Tsonga People Culture

  • Music and Dance
    1. With the love for music, the Shangaan- Tsonga people have developed a number of musical instruments. The “Mhalamhala (Kudu horn) flute that produces a breathless, raspy, but haunting sound. The “xitende” is a long thin bow tied on each end by a taut leather thong or wire which runs across a gourd. This was often used to alleviate boredom on long journeys.
    2. The Shangaan-Tsonga are well known for their traditional dances such as Muchongolo, songs and dances by both elderly male and female citizens.


    1. Xigubu
    1. Songs and dances by both young male and female.


    1. Mkhinyavezo
    1. Done by elderly women only on special official occasions such as the inauguration of a Hosi “Chief” or any other official ceremony.


    1. Thawuza
    1. By middle aged women, they dress colourfully with “xibelani” traditional gathered skirt, singing and dancing for any cultural occasion or social gatherings.




    1. Mugubu
    1. Done by men of all ages wearing hides, holding spears and shields as in the times of battles. This type of cultural/ traditional dance is only done when a new hosi (Chief) is installed or inaugurated and there after the songs and dances are discontinued.




    1. Traditional Healers groups
    1. Traditional healers have their own association and during the (national) traditional festivals they perform dances. Besides, traditional healers perform their rituals and call upon the ancestors (spirits) in divination to determine the causes of illness, calamities nad search for the ways to end such evils.
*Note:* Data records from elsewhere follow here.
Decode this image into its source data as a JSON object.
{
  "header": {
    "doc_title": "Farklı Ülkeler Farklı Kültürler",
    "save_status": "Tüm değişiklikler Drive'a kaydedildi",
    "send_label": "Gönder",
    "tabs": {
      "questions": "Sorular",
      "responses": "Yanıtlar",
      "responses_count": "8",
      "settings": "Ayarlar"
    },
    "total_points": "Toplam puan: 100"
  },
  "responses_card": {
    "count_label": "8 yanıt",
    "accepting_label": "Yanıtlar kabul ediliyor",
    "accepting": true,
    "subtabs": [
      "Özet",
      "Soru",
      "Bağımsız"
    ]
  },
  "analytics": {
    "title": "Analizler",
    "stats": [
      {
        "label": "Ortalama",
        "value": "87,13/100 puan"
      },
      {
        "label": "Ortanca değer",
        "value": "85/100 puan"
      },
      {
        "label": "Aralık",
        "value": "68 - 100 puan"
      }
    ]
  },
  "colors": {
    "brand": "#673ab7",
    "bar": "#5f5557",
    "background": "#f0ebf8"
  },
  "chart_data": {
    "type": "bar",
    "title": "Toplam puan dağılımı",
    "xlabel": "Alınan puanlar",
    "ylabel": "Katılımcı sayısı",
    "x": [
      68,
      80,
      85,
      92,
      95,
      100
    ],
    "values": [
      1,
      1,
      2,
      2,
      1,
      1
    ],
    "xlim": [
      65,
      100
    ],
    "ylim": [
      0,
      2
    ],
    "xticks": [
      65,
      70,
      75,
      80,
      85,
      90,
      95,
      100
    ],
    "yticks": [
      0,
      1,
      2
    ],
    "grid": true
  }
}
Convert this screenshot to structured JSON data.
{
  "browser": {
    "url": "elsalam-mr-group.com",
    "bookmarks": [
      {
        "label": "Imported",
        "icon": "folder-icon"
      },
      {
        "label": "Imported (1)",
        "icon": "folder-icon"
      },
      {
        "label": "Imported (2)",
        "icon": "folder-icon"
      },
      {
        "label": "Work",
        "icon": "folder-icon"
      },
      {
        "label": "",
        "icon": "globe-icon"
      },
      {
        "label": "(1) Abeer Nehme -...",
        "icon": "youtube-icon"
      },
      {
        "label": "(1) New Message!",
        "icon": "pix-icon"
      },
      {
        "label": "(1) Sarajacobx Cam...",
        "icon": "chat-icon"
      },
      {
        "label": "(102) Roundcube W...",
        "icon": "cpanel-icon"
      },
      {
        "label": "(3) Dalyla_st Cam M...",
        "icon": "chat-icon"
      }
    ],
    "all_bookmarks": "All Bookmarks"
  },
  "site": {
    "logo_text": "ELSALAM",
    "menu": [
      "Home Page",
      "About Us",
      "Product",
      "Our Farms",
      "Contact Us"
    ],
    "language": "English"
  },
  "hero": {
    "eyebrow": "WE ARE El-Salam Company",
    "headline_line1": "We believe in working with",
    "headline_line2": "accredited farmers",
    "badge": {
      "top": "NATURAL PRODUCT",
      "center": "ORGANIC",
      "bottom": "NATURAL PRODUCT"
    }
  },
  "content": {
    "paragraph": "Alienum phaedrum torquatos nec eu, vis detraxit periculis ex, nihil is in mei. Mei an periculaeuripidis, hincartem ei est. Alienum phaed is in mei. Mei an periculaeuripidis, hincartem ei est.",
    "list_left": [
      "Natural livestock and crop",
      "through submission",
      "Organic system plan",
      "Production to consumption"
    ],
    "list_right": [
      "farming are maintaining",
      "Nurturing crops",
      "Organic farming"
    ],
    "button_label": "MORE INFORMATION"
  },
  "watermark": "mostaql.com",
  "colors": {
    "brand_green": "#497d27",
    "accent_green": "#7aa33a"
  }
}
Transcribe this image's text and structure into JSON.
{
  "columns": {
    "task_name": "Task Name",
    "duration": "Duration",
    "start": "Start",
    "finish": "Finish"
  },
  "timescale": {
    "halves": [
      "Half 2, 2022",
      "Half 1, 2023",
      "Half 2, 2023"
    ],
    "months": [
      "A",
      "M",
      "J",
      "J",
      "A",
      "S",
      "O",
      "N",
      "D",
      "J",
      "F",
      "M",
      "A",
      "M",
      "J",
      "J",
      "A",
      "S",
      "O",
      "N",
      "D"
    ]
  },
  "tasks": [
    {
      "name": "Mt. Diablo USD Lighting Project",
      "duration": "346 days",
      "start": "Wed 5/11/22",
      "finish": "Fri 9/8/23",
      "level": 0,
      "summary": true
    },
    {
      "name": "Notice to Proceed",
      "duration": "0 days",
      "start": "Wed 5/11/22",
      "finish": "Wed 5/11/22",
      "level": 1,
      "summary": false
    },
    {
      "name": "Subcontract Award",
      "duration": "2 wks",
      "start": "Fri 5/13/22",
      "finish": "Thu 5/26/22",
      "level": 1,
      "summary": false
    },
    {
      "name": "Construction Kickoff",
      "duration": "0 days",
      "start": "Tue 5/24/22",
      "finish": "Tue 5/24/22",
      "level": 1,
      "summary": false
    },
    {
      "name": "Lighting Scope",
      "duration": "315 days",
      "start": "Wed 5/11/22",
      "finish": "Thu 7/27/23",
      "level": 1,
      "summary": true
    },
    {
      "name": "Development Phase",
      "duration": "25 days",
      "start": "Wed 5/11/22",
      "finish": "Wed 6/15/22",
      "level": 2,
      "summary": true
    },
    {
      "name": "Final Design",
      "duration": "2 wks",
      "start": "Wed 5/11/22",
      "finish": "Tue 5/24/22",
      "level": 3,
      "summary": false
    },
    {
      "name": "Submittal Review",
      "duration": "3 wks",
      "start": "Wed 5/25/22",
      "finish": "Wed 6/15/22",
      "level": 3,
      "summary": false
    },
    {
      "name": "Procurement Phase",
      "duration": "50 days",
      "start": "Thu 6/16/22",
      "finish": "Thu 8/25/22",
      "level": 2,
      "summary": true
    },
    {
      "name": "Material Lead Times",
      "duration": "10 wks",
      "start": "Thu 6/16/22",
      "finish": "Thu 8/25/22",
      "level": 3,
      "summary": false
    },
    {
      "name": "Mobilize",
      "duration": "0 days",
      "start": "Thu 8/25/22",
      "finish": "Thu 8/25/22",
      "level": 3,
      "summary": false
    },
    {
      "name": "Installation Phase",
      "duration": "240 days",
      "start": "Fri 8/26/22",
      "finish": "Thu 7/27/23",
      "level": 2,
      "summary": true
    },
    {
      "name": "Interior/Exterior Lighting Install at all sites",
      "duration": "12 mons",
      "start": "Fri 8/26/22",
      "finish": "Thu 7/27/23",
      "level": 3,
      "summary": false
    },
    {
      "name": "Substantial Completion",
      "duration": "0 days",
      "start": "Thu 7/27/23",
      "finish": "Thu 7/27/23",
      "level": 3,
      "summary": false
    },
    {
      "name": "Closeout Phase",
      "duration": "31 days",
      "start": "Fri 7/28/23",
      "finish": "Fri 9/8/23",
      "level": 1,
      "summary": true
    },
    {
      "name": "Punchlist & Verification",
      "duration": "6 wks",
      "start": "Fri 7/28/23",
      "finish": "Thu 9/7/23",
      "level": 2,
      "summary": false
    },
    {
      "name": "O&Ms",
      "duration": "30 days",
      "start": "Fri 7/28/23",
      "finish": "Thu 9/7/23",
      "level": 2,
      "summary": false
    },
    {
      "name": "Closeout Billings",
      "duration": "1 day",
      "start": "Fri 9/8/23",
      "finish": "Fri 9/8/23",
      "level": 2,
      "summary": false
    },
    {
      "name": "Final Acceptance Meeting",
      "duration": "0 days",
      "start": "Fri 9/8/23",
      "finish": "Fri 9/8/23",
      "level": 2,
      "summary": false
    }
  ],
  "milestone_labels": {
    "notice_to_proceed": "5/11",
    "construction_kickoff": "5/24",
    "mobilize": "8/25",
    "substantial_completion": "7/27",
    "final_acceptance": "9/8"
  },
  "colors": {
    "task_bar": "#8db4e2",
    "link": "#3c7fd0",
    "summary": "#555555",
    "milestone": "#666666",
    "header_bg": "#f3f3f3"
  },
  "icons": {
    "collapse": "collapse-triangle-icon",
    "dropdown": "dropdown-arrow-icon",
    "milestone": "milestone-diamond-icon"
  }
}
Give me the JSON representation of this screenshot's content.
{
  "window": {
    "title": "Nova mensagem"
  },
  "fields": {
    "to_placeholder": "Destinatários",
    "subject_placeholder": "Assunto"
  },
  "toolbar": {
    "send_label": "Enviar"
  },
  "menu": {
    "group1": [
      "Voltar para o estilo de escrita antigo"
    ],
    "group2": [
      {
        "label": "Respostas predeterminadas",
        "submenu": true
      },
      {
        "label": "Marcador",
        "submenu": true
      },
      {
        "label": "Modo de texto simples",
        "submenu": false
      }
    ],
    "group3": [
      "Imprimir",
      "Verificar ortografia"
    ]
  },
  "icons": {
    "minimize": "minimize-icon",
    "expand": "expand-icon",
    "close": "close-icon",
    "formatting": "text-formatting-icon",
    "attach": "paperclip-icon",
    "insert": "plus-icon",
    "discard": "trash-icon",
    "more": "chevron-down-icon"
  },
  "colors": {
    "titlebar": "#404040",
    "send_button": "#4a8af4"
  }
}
    1. Ceremonies performed at different times of the day. During religious ceremonies, the family gathers at a special area to pay homage to the ancestral spirits (ku phahla) food and drinks is offered to the ancestors to thank them for providing for the people. This is usually done at the graveside or a place specially designated for that.
    1. In the Shangaan-Tsonga tradition, the storyteller is the grandmother or elderly woman of the family who is respected as transmitter of the old stories. The old woman called Garingani, or narrator, begins her storytelling by saying “Garingani wa Garingani” “I am a narrator” after which the crowd chats her name after each line of the story, by saying “Garingani”.